This free, virtual event will take place on Crowdcast and you must register here to participate. Buy your copy of Wake from The King's English Bookshop or Underground Books and receive an autographed bookplate, while supplies last.
Part graphic novel, part memoir, Wake is an imaginative tour-de-force that tells the story of women-led slave revolts and chronicles scholar Rebecca Hall’s efforts to uncover the truth about these women warriors who, until now, have been left out of the historical record.
Women warriors planned and led slave revolts on slave ships during the Middle Passage. They fought their enslavers throughout the Americas. And then they were erased from history.
Wake tells the story of Dr. Rebecca Hall, a historian, granddaughter of slaves, and a woman haunted by the legacy of slavery. The accepted history of slave revolts has always told her that enslaved women took a back seat. But Rebecca decides to look deeper, and her journey takes her through old court records, slave ship captain’s logs, crumbling correspondence, and even the forensic evidence from the bones of enslaved women from the “negro burying ground” uncovered in Manhattan. She finds women warriors everywhere.
Using in-depth archival research and a measured use of historical imagination, Rebecca constructs the likely pasts of Adono and Alele, women rebels who fought for freedom during the Middle Passage, as well as the stories of women who led slave revolts in Colonial New York. We also follow Rebecca’s own story as the legacy of slavery shapes life, both during her time as a successful attorney and later as a historian seeking the past that haunts her.

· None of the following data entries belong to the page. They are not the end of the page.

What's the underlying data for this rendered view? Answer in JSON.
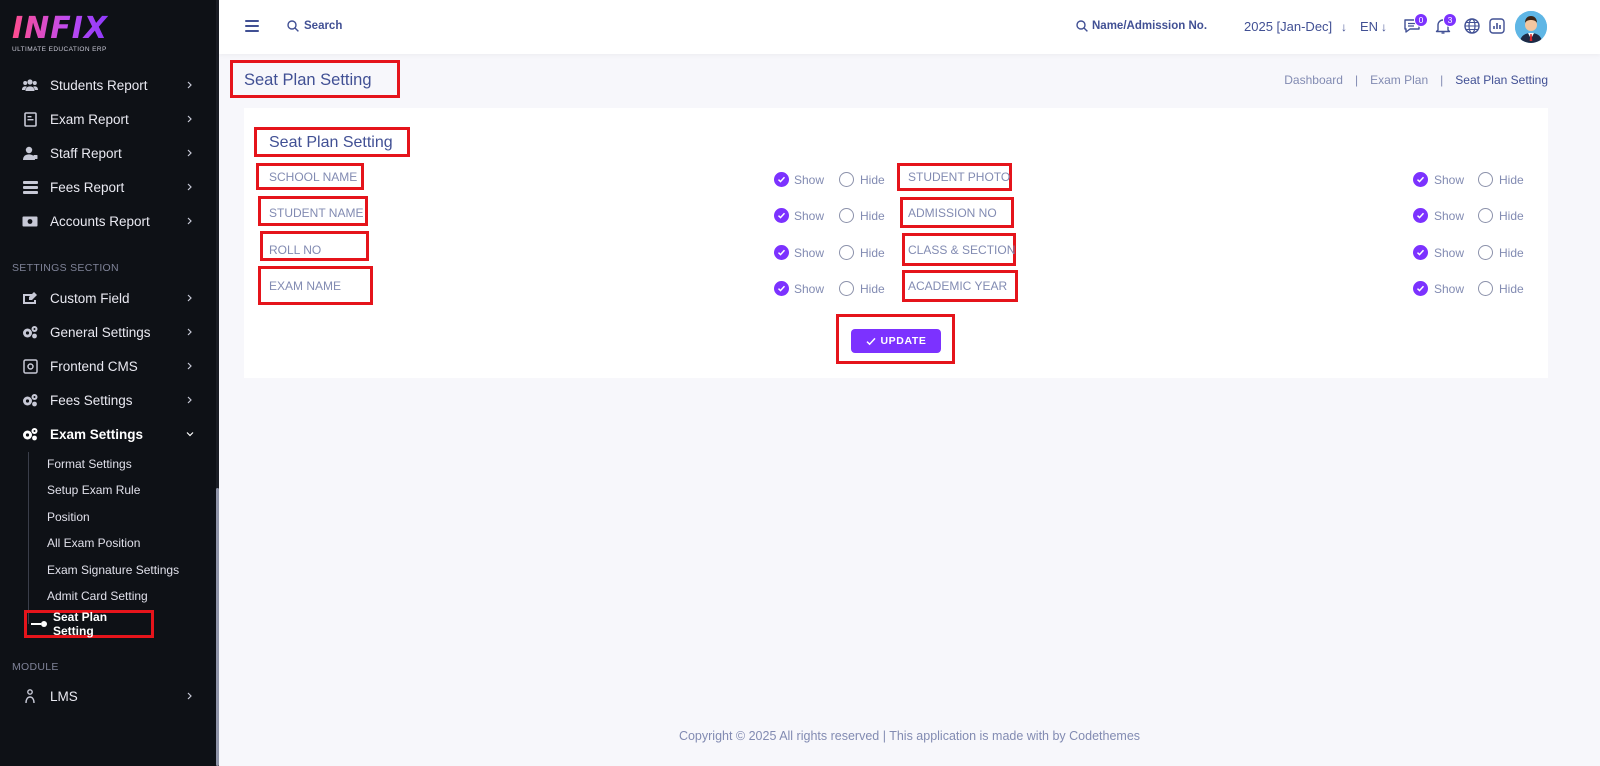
{
  "logo": {
    "text": "INFIX",
    "subtitle": "ULTIMATE EDUCATION ERP"
  },
  "sidebar": {
    "report_items": [
      {
        "label": "Students Report",
        "icon": "users-icon"
      },
      {
        "label": "Exam Report",
        "icon": "document-icon"
      },
      {
        "label": "Staff Report",
        "icon": "user-icon"
      },
      {
        "label": "Fees Report",
        "icon": "list-icon"
      },
      {
        "label": "Accounts Report",
        "icon": "money-icon"
      }
    ],
    "settings_section_title": "SETTINGS SECTION",
    "settings_items": [
      {
        "label": "Custom Field",
        "icon": "custom-field-icon"
      },
      {
        "label": "General Settings",
        "icon": "gears-icon"
      },
      {
        "label": "Frontend CMS",
        "icon": "cms-icon"
      },
      {
        "label": "Fees Settings",
        "icon": "gears-icon"
      },
      {
        "label": "Exam Settings",
        "icon": "gears-icon"
      }
    ],
    "exam_sub_items": [
      "Format Settings",
      "Setup Exam Rule",
      "Position",
      "All Exam Position",
      "Exam Signature Settings",
      "Admit Card Setting"
    ],
    "current_sub_item": "Seat Plan Setting",
    "module_section_title": "MODULE",
    "module_items": [
      {
        "label": "LMS",
        "icon": "lms-icon"
      }
    ]
  },
  "header": {
    "search_label": "Search",
    "admission_search_label": "Name/Admission No.",
    "academic_year": "2025 [Jan-Dec]",
    "language": "EN",
    "chat_badge": "0",
    "notification_badge": "3"
  },
  "page": {
    "title": "Seat Plan Setting",
    "breadcrumb": [
      "Dashboard",
      "Exam Plan",
      "Seat Plan Setting"
    ],
    "separator": "|"
  },
  "card": {
    "title": "Seat Plan Setting",
    "show_label": "Show",
    "hide_label": "Hide",
    "left_fields": [
      {
        "label": "SCHOOL NAME",
        "value": "show"
      },
      {
        "label": "STUDENT NAME",
        "value": "show"
      },
      {
        "label": "ROLL NO",
        "value": "show"
      },
      {
        "label": "EXAM NAME",
        "value": "show"
      }
    ],
    "right_fields": [
      {
        "label": "STUDENT PHOTO",
        "value": "show"
      },
      {
        "label": "ADMISSION NO",
        "value": "show"
      },
      {
        "label": "CLASS & SECTION",
        "value": "show"
      },
      {
        "label": "ACADEMIC YEAR",
        "value": "show"
      }
    ],
    "update_label": "UPDATE"
  },
  "footer": {
    "text": "Copyright © 2025 All rights reserved | This application is made with by Codethemes"
  },
  "colors": {
    "accent": "#7c32ff",
    "highlight": "#e5141b",
    "sidebar_bg": "#0e1116",
    "text_primary": "#415094"
  }
}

Illustrated beautifully in black and white, Wake will take its place alongside classics of the graphic novel genre, like Marjane Satrapi’s Persepolis and Art Spiegelman’s Maus. The story of both a personal and national legacy, it is a powerful reminder that while the past is gone, we still live in its wake.